What to do: Please return all lines of the data below containing the string "product".

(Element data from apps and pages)
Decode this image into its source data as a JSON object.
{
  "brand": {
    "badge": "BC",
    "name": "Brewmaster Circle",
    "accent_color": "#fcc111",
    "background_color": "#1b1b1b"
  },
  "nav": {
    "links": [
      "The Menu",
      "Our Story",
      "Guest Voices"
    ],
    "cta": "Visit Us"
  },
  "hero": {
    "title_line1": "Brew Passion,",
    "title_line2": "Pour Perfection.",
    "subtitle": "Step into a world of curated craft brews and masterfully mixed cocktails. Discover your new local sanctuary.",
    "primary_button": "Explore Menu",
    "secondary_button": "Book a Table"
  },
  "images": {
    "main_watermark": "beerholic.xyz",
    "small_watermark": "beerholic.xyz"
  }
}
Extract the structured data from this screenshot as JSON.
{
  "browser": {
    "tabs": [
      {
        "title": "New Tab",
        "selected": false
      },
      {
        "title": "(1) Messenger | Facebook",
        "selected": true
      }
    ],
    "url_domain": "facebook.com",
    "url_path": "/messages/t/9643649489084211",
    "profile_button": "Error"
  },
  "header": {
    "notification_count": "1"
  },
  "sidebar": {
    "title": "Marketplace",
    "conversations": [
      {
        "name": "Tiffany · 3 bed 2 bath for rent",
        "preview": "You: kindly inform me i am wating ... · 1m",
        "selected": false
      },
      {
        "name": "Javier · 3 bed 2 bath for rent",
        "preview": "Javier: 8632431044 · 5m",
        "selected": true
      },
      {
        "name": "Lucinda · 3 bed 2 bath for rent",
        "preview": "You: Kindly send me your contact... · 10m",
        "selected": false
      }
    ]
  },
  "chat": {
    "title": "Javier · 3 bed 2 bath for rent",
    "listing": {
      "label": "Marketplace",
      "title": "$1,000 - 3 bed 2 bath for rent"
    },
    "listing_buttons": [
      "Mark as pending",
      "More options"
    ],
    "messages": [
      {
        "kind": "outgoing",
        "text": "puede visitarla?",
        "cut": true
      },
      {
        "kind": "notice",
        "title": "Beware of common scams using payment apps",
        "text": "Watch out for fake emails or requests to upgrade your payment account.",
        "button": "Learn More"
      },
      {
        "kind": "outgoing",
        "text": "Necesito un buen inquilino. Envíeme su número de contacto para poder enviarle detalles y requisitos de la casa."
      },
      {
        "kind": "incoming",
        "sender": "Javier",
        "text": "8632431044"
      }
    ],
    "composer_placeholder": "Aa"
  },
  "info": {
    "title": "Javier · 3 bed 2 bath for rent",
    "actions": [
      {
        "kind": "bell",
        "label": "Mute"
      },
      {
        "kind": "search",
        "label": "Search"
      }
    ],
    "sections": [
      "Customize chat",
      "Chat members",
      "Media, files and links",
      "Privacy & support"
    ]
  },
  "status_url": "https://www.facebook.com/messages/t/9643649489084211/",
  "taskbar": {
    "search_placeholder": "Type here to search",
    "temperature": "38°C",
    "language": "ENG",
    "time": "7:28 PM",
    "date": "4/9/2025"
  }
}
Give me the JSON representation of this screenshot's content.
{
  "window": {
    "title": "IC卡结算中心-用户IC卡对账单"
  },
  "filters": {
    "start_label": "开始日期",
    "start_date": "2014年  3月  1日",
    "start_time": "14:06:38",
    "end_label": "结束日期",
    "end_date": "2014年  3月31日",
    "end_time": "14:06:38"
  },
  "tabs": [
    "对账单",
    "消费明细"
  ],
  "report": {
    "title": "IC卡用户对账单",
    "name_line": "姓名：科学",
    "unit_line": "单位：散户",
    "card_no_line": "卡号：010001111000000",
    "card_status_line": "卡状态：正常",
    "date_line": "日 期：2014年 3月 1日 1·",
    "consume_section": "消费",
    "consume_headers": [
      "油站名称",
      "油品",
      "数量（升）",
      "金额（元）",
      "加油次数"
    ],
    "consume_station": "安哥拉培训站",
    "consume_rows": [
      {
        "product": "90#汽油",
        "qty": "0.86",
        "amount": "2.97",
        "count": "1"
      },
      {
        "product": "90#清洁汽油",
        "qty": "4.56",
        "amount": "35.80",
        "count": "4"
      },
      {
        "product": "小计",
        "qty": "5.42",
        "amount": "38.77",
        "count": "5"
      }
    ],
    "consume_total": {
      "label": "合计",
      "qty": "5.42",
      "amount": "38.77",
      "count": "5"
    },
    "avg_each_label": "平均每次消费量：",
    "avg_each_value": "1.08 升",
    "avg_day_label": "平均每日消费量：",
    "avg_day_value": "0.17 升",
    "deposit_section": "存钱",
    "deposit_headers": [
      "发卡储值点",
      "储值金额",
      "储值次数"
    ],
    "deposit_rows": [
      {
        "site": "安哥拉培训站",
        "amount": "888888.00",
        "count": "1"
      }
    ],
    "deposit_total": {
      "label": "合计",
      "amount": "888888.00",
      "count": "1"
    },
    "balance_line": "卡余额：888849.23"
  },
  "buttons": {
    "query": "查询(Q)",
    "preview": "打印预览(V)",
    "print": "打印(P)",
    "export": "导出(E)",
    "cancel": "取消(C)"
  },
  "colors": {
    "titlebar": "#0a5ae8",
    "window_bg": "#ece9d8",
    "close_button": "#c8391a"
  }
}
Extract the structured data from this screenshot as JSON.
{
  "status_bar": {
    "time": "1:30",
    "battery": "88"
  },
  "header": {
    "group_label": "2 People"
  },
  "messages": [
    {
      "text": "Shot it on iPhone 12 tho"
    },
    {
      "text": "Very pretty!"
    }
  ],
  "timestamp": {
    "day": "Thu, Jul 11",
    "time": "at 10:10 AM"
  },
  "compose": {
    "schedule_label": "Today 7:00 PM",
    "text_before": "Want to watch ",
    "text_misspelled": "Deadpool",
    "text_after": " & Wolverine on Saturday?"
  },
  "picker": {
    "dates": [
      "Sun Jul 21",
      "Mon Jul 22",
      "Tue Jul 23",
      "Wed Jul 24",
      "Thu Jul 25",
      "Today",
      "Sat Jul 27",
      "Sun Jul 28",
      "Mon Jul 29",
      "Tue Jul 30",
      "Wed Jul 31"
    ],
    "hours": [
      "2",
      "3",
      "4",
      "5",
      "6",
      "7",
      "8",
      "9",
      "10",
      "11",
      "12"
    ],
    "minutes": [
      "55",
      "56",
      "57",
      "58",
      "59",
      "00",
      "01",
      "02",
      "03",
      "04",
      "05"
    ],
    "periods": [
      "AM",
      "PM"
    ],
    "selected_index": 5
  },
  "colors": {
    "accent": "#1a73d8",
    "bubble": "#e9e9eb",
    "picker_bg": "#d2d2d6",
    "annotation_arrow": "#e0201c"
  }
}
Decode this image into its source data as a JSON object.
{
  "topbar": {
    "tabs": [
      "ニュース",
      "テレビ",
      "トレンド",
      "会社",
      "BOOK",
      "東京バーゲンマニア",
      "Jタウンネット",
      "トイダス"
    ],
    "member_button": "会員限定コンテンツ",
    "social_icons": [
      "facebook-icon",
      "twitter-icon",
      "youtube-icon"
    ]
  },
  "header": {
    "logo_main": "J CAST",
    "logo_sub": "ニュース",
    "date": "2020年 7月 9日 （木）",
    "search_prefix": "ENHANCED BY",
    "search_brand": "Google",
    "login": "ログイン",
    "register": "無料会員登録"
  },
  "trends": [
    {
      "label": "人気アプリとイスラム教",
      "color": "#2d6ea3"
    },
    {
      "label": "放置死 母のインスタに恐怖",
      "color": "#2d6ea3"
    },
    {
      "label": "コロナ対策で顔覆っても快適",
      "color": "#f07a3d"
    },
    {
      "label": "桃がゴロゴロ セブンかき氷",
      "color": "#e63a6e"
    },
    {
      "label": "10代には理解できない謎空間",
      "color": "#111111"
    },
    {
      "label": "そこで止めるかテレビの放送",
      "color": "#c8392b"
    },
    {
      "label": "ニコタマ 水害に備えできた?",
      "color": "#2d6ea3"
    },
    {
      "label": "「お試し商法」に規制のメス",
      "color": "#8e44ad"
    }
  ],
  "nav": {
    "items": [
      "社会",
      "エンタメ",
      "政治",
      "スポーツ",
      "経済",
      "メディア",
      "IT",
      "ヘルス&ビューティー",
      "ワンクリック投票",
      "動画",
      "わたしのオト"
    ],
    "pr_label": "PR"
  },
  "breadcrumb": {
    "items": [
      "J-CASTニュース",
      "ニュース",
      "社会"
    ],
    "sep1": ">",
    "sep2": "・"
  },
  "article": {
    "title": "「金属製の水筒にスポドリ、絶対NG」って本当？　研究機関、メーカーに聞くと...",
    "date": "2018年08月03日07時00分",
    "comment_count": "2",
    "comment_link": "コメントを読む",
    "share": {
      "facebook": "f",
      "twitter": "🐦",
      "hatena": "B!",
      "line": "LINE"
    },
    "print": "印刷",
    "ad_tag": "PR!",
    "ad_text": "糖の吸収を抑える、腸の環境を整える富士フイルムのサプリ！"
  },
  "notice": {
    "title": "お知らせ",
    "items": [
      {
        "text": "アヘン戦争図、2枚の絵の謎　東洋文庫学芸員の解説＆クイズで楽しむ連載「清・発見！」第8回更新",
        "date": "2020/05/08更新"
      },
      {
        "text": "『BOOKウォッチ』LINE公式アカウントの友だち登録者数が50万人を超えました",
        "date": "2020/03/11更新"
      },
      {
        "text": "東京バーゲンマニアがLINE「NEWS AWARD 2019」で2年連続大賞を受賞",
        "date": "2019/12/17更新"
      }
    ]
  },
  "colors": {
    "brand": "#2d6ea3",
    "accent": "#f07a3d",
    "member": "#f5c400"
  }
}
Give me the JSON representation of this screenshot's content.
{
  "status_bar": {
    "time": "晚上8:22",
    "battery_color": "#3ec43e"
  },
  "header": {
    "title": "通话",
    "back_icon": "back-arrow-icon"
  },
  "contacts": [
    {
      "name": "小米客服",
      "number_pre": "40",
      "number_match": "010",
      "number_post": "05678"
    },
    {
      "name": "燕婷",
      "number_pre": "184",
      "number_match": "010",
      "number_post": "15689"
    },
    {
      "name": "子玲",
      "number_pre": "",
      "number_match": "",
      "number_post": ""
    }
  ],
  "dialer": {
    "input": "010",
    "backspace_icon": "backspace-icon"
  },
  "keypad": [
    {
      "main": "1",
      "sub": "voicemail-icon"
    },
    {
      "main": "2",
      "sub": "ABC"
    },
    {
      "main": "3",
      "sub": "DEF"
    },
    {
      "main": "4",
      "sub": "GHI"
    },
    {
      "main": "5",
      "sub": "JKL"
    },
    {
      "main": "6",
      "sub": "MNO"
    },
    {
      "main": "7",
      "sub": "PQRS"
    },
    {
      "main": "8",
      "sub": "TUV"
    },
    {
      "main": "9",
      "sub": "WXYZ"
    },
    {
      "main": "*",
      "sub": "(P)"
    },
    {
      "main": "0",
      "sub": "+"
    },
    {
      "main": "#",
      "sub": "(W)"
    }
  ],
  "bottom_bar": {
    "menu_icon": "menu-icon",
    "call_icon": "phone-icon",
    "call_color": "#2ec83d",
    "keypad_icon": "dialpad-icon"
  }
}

Written solution:
        "product": "90#汽油",
        "product": "90#清洁汽油",
        "product": "小计",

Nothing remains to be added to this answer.